→ **To do**
Only lines holding "Insert" are wanted; copy each of them from the records below.

→ **Provided records**
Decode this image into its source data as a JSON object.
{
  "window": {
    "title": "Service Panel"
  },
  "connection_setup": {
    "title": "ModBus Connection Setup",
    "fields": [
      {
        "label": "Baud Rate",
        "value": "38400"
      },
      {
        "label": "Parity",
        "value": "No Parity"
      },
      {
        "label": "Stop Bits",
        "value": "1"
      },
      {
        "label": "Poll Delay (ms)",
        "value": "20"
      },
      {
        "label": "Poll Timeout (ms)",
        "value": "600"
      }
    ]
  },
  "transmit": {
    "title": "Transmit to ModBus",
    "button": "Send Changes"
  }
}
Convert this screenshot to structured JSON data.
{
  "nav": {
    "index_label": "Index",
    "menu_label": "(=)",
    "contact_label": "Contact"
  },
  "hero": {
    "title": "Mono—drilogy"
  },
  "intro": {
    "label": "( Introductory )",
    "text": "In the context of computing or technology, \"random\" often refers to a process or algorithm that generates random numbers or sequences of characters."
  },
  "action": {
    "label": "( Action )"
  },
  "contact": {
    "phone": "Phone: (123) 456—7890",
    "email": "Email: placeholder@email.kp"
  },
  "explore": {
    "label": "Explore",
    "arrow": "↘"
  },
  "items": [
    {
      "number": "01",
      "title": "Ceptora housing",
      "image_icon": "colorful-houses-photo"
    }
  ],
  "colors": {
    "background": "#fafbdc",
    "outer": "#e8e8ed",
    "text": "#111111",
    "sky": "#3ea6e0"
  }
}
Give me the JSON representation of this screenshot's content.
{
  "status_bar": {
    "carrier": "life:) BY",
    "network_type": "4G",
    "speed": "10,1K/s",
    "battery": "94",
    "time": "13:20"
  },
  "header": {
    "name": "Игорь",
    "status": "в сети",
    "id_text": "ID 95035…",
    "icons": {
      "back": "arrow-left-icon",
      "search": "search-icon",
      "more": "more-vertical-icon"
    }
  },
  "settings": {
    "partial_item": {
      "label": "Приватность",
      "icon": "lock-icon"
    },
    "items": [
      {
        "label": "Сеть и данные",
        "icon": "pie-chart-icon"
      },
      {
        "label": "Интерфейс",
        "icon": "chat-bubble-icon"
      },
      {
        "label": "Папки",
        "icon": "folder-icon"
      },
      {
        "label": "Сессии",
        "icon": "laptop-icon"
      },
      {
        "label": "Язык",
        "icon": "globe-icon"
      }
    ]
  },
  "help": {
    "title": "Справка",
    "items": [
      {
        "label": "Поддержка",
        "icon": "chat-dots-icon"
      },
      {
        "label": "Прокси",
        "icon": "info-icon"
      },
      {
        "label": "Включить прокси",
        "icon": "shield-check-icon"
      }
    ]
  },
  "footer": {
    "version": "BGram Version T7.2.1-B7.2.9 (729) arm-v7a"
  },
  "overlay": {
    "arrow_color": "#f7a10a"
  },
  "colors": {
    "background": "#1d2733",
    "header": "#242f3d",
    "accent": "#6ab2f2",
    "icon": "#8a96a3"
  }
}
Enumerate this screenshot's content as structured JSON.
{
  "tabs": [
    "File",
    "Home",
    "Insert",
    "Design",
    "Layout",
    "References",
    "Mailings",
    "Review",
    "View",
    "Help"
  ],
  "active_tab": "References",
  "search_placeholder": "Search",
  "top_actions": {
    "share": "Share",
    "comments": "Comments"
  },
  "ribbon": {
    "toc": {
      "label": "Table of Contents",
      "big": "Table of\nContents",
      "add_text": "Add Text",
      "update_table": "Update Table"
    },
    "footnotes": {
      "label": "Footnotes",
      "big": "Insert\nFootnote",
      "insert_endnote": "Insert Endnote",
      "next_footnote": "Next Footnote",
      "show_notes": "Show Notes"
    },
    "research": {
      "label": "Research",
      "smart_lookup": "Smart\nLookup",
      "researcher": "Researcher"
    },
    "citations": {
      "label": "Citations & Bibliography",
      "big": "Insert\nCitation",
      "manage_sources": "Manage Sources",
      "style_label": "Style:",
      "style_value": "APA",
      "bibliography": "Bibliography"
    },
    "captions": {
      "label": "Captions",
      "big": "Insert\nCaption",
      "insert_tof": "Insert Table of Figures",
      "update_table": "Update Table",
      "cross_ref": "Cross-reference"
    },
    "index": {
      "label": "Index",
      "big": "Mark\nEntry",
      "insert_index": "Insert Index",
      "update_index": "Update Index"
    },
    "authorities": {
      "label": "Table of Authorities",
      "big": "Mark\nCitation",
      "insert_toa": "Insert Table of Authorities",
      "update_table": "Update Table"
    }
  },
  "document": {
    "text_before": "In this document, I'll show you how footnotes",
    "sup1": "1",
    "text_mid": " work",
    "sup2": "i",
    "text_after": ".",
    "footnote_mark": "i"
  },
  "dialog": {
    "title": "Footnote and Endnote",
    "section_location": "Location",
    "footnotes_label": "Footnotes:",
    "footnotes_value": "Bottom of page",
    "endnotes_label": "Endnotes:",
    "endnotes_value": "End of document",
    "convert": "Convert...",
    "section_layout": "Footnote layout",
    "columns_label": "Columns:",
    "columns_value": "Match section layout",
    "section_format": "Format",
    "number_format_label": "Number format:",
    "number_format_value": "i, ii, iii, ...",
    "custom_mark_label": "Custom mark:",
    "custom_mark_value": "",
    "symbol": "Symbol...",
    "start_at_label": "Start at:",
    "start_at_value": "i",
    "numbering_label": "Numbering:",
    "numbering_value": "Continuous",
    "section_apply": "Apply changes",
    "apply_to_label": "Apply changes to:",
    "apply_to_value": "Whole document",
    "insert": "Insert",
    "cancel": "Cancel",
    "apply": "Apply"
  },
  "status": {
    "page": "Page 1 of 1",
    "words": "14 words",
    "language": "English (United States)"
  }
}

→ **Problem solution**
    "Insert",
      "big": "Insert\nFootnote",
      "insert_endnote": "Insert Endnote",
      "big": "Insert\nCitation",
      "big": "Insert\nCaption",
      "insert_tof": "Insert Table of Figures",
      "insert_index": "Insert Index",
      "insert_toa": "Insert Table of Authorities",
    "insert": "Insert",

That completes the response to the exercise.